Middle East and North Africa

Coptic Church denies arming youths against Islamic State

 

The Egyptian Coptic church has denied allegations that it will give military training to its youths and scouts to fight radical Islamic jihadists following recent terror attacks on St Mark Church in Alexandria, St George Church in Tanta, St Peter and St Paul Churches in Cairo.

Al-Dostor, a local Arabic publication in Egypt, reported (20 June), that the “Egyptian Interior Ministry denied a request from Coptic Church leaders to provide church scouts with military training and training on carrying weapons following the attacks on Copts in Minya last month.”

The report created a lot of anxiety in many communities in the country. The media report was denied by the Rev. Boulos Halim, spokesman for the Orthodox Church, who said it was the Interior Ministry that approached the church asking to train the scouts.

“The Bishop of Minya turned down the offer to train church scouts and denied any accusations and allegations that the church is seeking to obtain weapons. This is the stance of the entire Orthodox Church.” He said, “it doesn’t make sense for church leaders to decline training and then three days later demand that the Interior Ministry provide scouts with weapons.”

Reports have confirmed that the Minya Security Directorate of the Interior Ministry had extend an offer to the Church leadership, to provide military training to the scouts in the churches. The offer by the ministry was turned down by the church.

Bishop Anba Makarios of Minya governorate said, “Scouts do not assume the role of police, whether inside or outside church premises. … Securing church premises is the responsibility of police, while young scouts assist internally and distinguish between the church community members and outsiders.” Bishop Makarios said training youths in the Church for any type of military capabilities will be misinterpreted by “sick-minded people” to mean the church was forming military wing, and indication of the Hamas-Palestinian situation and this, he says is unacceptable in any church.

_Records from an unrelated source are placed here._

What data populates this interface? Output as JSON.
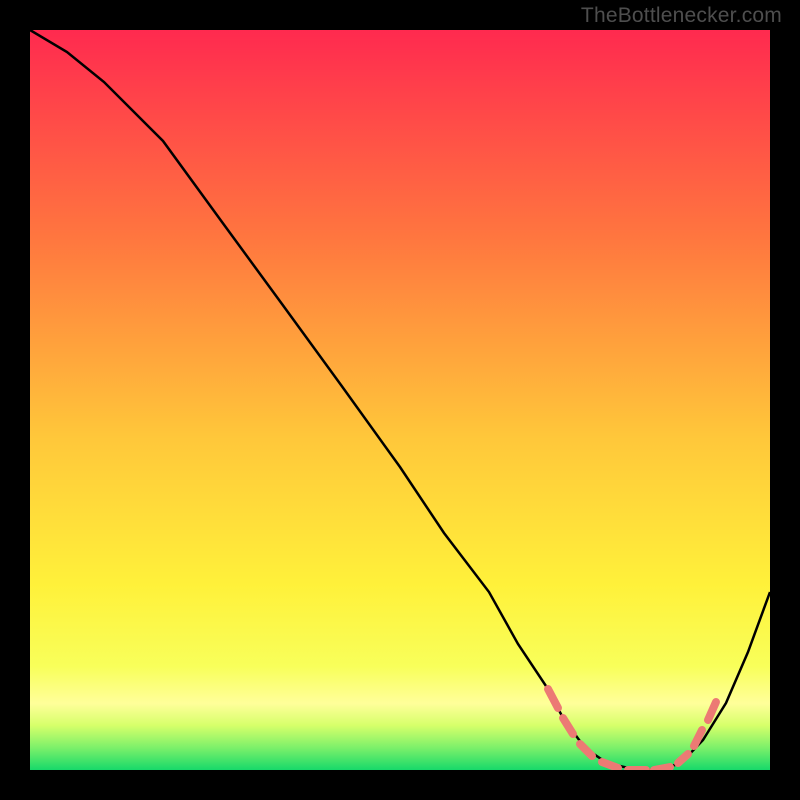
{
  "watermark": "TheBottlenecker.com",
  "chart_data": {
    "type": "line",
    "title": "",
    "xlabel": "",
    "ylabel": "",
    "xlim": [
      0,
      100
    ],
    "ylim": [
      0,
      100
    ],
    "gradient_background": {
      "top": "#ff2a4f",
      "mid1": "#ff8a39",
      "mid2": "#ffe03a",
      "band": "#ffff8a",
      "bottom": "#17e06a"
    },
    "series": [
      {
        "name": "bottleneck-curve",
        "x": [
          0,
          5,
          10,
          18,
          26,
          34,
          42,
          50,
          56,
          62,
          66,
          70,
          72,
          75,
          78,
          82,
          85,
          88,
          91,
          94,
          97,
          100
        ],
        "y": [
          100,
          97,
          93,
          85,
          74,
          63,
          52,
          41,
          32,
          24,
          17,
          11,
          7,
          3,
          1,
          0,
          0,
          1,
          4,
          9,
          16,
          24
        ]
      }
    ],
    "annotations": {
      "type": "dashed-segment",
      "description": "salmon dashed overlay on valley bottom",
      "x": [
        70,
        72,
        75,
        78,
        80,
        82,
        84,
        86,
        88,
        90
      ],
      "y": [
        11,
        7,
        3,
        1,
        0,
        0,
        0,
        1,
        3,
        6
      ]
    }
  }
}
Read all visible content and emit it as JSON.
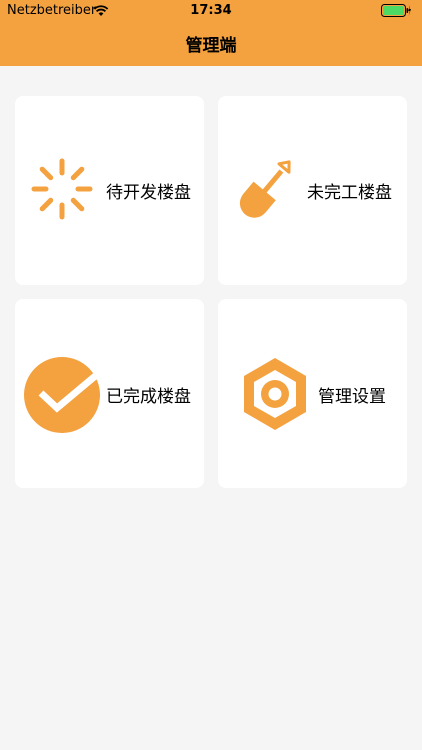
{
  "status_bar": {
    "carrier": "Netzbetreiber",
    "time": "17:34",
    "battery_color": "#4cd964",
    "wifi_icon": "wifi-icon",
    "charging_icon": "charging-bolt-icon"
  },
  "nav": {
    "title": "管理端",
    "bar_color": "#f4a13f"
  },
  "accent_color": "#f4a13f",
  "cards": [
    {
      "label": "待开发楼盘",
      "icon": "loading-spinner-icon"
    },
    {
      "label": "未完工楼盘",
      "icon": "shovel-icon"
    },
    {
      "label": "已完成楼盘",
      "icon": "checkmark-circle-icon"
    },
    {
      "label": "管理设置",
      "icon": "hex-nut-settings-icon"
    }
  ]
}
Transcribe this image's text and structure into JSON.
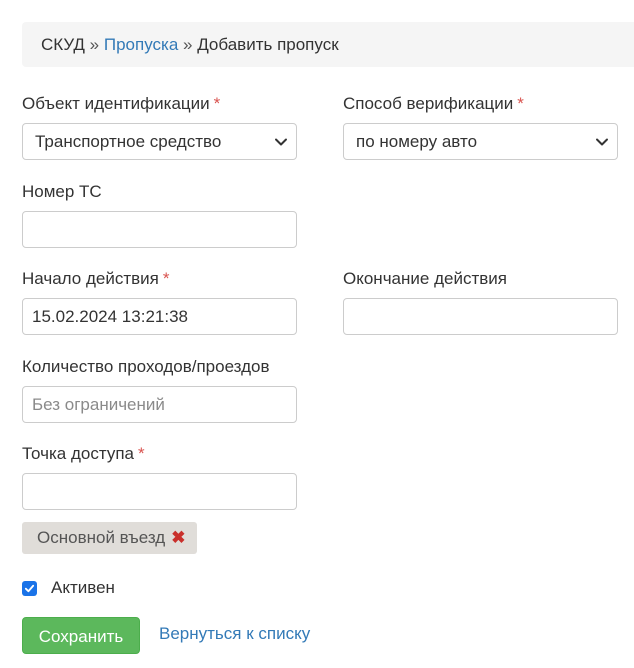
{
  "breadcrumb": {
    "root": "СКУД",
    "separator": "»",
    "section": "Пропуска",
    "current": "Добавить пропуск"
  },
  "form": {
    "identification_object": {
      "label": "Объект идентификации",
      "required_mark": "*",
      "value": "Транспортное средство"
    },
    "verification_method": {
      "label": "Способ верификации",
      "required_mark": "*",
      "value": "по номеру авто"
    },
    "vehicle_number": {
      "label": "Номер ТС",
      "value": ""
    },
    "start_date": {
      "label": "Начало действия",
      "required_mark": "*",
      "value": "15.02.2024 13:21:38"
    },
    "end_date": {
      "label": "Окончание действия",
      "value": ""
    },
    "pass_count": {
      "label": "Количество проходов/проездов",
      "placeholder": "Без ограничений",
      "value": ""
    },
    "access_point": {
      "label": "Точка доступа",
      "required_mark": "*",
      "value": "",
      "selected_tags": [
        "Основной въезд"
      ],
      "remove_glyph": "✖"
    },
    "active": {
      "label": "Активен",
      "checked": true
    }
  },
  "actions": {
    "save_label": "Сохранить",
    "back_label": "Вернуться к списку"
  },
  "colors": {
    "link": "#337ab7",
    "required": "#d9534f",
    "save_button": "#5cb85c",
    "checkbox": "#1a73e8",
    "tag_bg": "#e0ddd9",
    "tag_remove": "#c9302c",
    "breadcrumb_bg": "#f5f5f5"
  },
  "icons": {
    "select_arrow": "chevron-down-icon",
    "tag_remove": "close-icon",
    "checkbox": "check-icon"
  }
}
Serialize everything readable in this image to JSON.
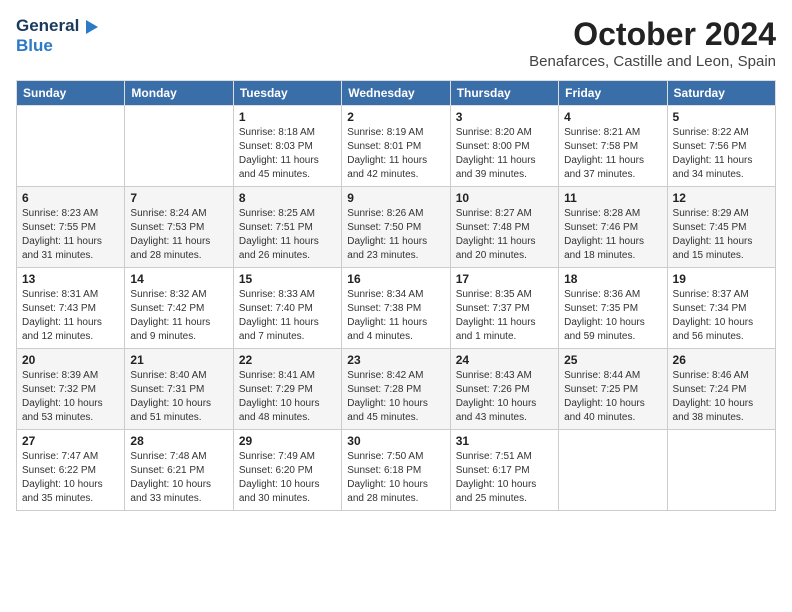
{
  "header": {
    "logo_general": "General",
    "logo_blue": "Blue",
    "month": "October 2024",
    "location": "Benafarces, Castille and Leon, Spain"
  },
  "weekdays": [
    "Sunday",
    "Monday",
    "Tuesday",
    "Wednesday",
    "Thursday",
    "Friday",
    "Saturday"
  ],
  "weeks": [
    [
      {
        "day": "",
        "info": ""
      },
      {
        "day": "",
        "info": ""
      },
      {
        "day": "1",
        "info": "Sunrise: 8:18 AM\nSunset: 8:03 PM\nDaylight: 11 hours and 45 minutes."
      },
      {
        "day": "2",
        "info": "Sunrise: 8:19 AM\nSunset: 8:01 PM\nDaylight: 11 hours and 42 minutes."
      },
      {
        "day": "3",
        "info": "Sunrise: 8:20 AM\nSunset: 8:00 PM\nDaylight: 11 hours and 39 minutes."
      },
      {
        "day": "4",
        "info": "Sunrise: 8:21 AM\nSunset: 7:58 PM\nDaylight: 11 hours and 37 minutes."
      },
      {
        "day": "5",
        "info": "Sunrise: 8:22 AM\nSunset: 7:56 PM\nDaylight: 11 hours and 34 minutes."
      }
    ],
    [
      {
        "day": "6",
        "info": "Sunrise: 8:23 AM\nSunset: 7:55 PM\nDaylight: 11 hours and 31 minutes."
      },
      {
        "day": "7",
        "info": "Sunrise: 8:24 AM\nSunset: 7:53 PM\nDaylight: 11 hours and 28 minutes."
      },
      {
        "day": "8",
        "info": "Sunrise: 8:25 AM\nSunset: 7:51 PM\nDaylight: 11 hours and 26 minutes."
      },
      {
        "day": "9",
        "info": "Sunrise: 8:26 AM\nSunset: 7:50 PM\nDaylight: 11 hours and 23 minutes."
      },
      {
        "day": "10",
        "info": "Sunrise: 8:27 AM\nSunset: 7:48 PM\nDaylight: 11 hours and 20 minutes."
      },
      {
        "day": "11",
        "info": "Sunrise: 8:28 AM\nSunset: 7:46 PM\nDaylight: 11 hours and 18 minutes."
      },
      {
        "day": "12",
        "info": "Sunrise: 8:29 AM\nSunset: 7:45 PM\nDaylight: 11 hours and 15 minutes."
      }
    ],
    [
      {
        "day": "13",
        "info": "Sunrise: 8:31 AM\nSunset: 7:43 PM\nDaylight: 11 hours and 12 minutes."
      },
      {
        "day": "14",
        "info": "Sunrise: 8:32 AM\nSunset: 7:42 PM\nDaylight: 11 hours and 9 minutes."
      },
      {
        "day": "15",
        "info": "Sunrise: 8:33 AM\nSunset: 7:40 PM\nDaylight: 11 hours and 7 minutes."
      },
      {
        "day": "16",
        "info": "Sunrise: 8:34 AM\nSunset: 7:38 PM\nDaylight: 11 hours and 4 minutes."
      },
      {
        "day": "17",
        "info": "Sunrise: 8:35 AM\nSunset: 7:37 PM\nDaylight: 11 hours and 1 minute."
      },
      {
        "day": "18",
        "info": "Sunrise: 8:36 AM\nSunset: 7:35 PM\nDaylight: 10 hours and 59 minutes."
      },
      {
        "day": "19",
        "info": "Sunrise: 8:37 AM\nSunset: 7:34 PM\nDaylight: 10 hours and 56 minutes."
      }
    ],
    [
      {
        "day": "20",
        "info": "Sunrise: 8:39 AM\nSunset: 7:32 PM\nDaylight: 10 hours and 53 minutes."
      },
      {
        "day": "21",
        "info": "Sunrise: 8:40 AM\nSunset: 7:31 PM\nDaylight: 10 hours and 51 minutes."
      },
      {
        "day": "22",
        "info": "Sunrise: 8:41 AM\nSunset: 7:29 PM\nDaylight: 10 hours and 48 minutes."
      },
      {
        "day": "23",
        "info": "Sunrise: 8:42 AM\nSunset: 7:28 PM\nDaylight: 10 hours and 45 minutes."
      },
      {
        "day": "24",
        "info": "Sunrise: 8:43 AM\nSunset: 7:26 PM\nDaylight: 10 hours and 43 minutes."
      },
      {
        "day": "25",
        "info": "Sunrise: 8:44 AM\nSunset: 7:25 PM\nDaylight: 10 hours and 40 minutes."
      },
      {
        "day": "26",
        "info": "Sunrise: 8:46 AM\nSunset: 7:24 PM\nDaylight: 10 hours and 38 minutes."
      }
    ],
    [
      {
        "day": "27",
        "info": "Sunrise: 7:47 AM\nSunset: 6:22 PM\nDaylight: 10 hours and 35 minutes."
      },
      {
        "day": "28",
        "info": "Sunrise: 7:48 AM\nSunset: 6:21 PM\nDaylight: 10 hours and 33 minutes."
      },
      {
        "day": "29",
        "info": "Sunrise: 7:49 AM\nSunset: 6:20 PM\nDaylight: 10 hours and 30 minutes."
      },
      {
        "day": "30",
        "info": "Sunrise: 7:50 AM\nSunset: 6:18 PM\nDaylight: 10 hours and 28 minutes."
      },
      {
        "day": "31",
        "info": "Sunrise: 7:51 AM\nSunset: 6:17 PM\nDaylight: 10 hours and 25 minutes."
      },
      {
        "day": "",
        "info": ""
      },
      {
        "day": "",
        "info": ""
      }
    ]
  ]
}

Rev. Halim added that scouts are only trained on “organizational matters, such as how to escort guests on church visits and identifying strangers or suspicious persons.”

He said definitely this “is not security training. Organizational training relates to identifying and reporting dangers, while security training involves repelling and dealing with these dangers. The latter is the job of the police, so we are opposed to training (scouts) in these matters,” he added.

Critics, however, still insisted that is was possible that there are people or even clergy, who might have called for militarizing Christian youth to serve as a defense corps in churches.

Bishop Makarios said, in a statement on 17 June, that “Some had previously accused the church of storing weapons, but the destruction of dozens of churches in different governorates across the country… has proven conclusively that this is not true,” Makarios said. “Terrorists did not find any weapons, or they would have immediately revealed them. If churches had weapons stored on their premises, logically they would have used them to defend themselves during attacks.” The Bishop said.

The Egyptian Coptic Church has youths who are members of the Church Scouts called kashaafa in Arabic. The youth group trains young men and women in social skills, creativity, character building and self-reliance. But never in arms and military skills.

Retired Colonel Khaled Okasha, Director of the National Center for Security Studies, told Al-Monitorthe churches are vulnerable because security is disorganized. “Terrorists were able to enter churches through the security gaps created by tasking numerous parties with protecting and securing church premises, such as the Interior Ministry, church scouts and church administrative security. Reorganization is needed and security services and tasks should be entrusted only to the Interior Ministry to avoid any confusion,” he said.